    screw that; do it at home.
    these big stars can afford to….so can’t you.
    there’s early mixes of 20 some odd songs of mine at the website i listed on here….feel free to download and share them.
    F*** the RIAA…..they have made it so ya can’t even GIVE your music away if you WANT to….
    and the copywrite protection crap that is slowly being integrated into windows has gotta go, too,….god….don’t get me started….
    pinkster

  13. The 10% sales drop you mention may have something to do with sharp increase in CD prices in retail shops…the home spontaneous purchases of the “I just heard that on the radio” variety. Some shops are getting as much as 18.99 for a new CD release, where some shops cut prices on new releases ONLY when stimulated by the major labels to do so. The major label complaints about loss of sales because of mp3 downloads is much akin to the mafia complaining about lack of drug and gambling sales because of 12 step programs.

  14. “What’s stopping them from using alternative ways to produce and distribute the music?”

    Marketing.

    Not the marketing done by the record companies, but the marketing they’d have to do to make this work. Production, distribution channels, and promotion (especially promotion).

    Some distribution channels exist, but they tend to ride on the offline promotion done by the record companies.

    Home recording studios are nice, but they’re no substitute for a professionally recorded album. And they’re not something you can copy from a friend’s disks. They cost more money than a lot of bands have to invest.

    All of that can be gotten around, but without promotion, it’s not going to make a difference.

    It’s interesting that a lot of the most-pirated music is also the most heavily promoted – by the record companies. Think about that.

    What you’re suggesting will happen eventually, but it won’t involve home studios for the most part. I believe we’ll see a lot more local studios, charging much less than these places do now. And you’ll find whole new industries coming up around them. But there’s a limit.

    People can only listen to so much music in a week. They will still gravitate to what they’ve heard the most about. And that comes back to promotion.

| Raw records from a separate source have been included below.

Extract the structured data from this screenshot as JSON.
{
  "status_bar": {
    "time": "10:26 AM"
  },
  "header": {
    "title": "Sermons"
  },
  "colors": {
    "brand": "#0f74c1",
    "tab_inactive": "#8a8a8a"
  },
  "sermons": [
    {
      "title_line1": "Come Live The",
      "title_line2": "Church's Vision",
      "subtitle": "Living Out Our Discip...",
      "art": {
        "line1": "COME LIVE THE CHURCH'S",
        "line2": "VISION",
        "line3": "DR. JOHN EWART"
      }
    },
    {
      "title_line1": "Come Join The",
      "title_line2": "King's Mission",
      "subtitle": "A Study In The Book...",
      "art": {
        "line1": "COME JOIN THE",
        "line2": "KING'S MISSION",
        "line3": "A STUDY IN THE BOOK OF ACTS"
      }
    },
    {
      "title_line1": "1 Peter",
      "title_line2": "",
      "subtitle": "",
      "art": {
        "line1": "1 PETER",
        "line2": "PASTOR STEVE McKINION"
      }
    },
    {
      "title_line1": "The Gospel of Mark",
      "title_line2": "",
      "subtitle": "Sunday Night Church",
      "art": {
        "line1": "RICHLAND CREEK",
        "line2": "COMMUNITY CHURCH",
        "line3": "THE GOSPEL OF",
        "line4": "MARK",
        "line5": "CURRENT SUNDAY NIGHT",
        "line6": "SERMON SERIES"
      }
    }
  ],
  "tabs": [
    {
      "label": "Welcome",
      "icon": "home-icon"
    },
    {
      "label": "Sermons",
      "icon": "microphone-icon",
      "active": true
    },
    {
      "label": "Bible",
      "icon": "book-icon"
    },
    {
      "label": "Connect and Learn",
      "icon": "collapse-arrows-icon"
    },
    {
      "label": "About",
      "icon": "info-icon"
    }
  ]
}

    How many bands are really good at that stuff?

    The next villains in the music industry will be the guys who learn to market bands effectively through the new channels. And they’ll be the ones filing lawsuits against pirates.

    It’ll be the same thing. Just more “democratically” distributed.

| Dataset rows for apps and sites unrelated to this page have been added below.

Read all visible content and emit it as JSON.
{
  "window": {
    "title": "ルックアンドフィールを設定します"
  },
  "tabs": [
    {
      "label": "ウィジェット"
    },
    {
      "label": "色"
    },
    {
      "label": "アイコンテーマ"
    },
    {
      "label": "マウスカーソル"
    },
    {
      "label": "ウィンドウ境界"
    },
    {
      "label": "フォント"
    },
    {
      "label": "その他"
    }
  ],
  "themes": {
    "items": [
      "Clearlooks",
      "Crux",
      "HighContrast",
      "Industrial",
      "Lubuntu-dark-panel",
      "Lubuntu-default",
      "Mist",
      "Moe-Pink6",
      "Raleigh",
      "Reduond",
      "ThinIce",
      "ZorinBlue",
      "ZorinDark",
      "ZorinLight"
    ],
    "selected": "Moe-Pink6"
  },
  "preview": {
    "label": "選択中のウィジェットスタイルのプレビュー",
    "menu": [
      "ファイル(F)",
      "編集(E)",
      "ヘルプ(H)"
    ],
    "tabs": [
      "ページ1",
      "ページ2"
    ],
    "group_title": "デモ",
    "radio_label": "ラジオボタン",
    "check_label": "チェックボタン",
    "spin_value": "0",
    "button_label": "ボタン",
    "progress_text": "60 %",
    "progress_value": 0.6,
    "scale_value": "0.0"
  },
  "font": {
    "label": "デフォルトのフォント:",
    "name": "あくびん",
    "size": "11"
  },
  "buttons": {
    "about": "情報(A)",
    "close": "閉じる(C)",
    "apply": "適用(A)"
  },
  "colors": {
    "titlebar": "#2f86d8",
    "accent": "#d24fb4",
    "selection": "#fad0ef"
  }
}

    Paul

  15. I agree with patrick. There are already major internet distribution chains out there, with more on the way. Why not go with Napster, ITunes Music store, et al? If it’s such an issue the high cost of “production” via major studios, why not cut out the major studios altogether and finally end their “necessary evil”.

  16. What’s stopping them from using alternative ways to produce and distribute the music? Investing in a Home Studio and using the interweb to market their music would definitely get rid of the use of a major record label that is riding their back.

    BTW, funny thing with the google ads – the ad inside the text was a link to Limewire: “software to download the latest films, music etc”. A little ironic, don’t you think? ;)

Leave a Reply

Your email address will not be published. Required fields are marked *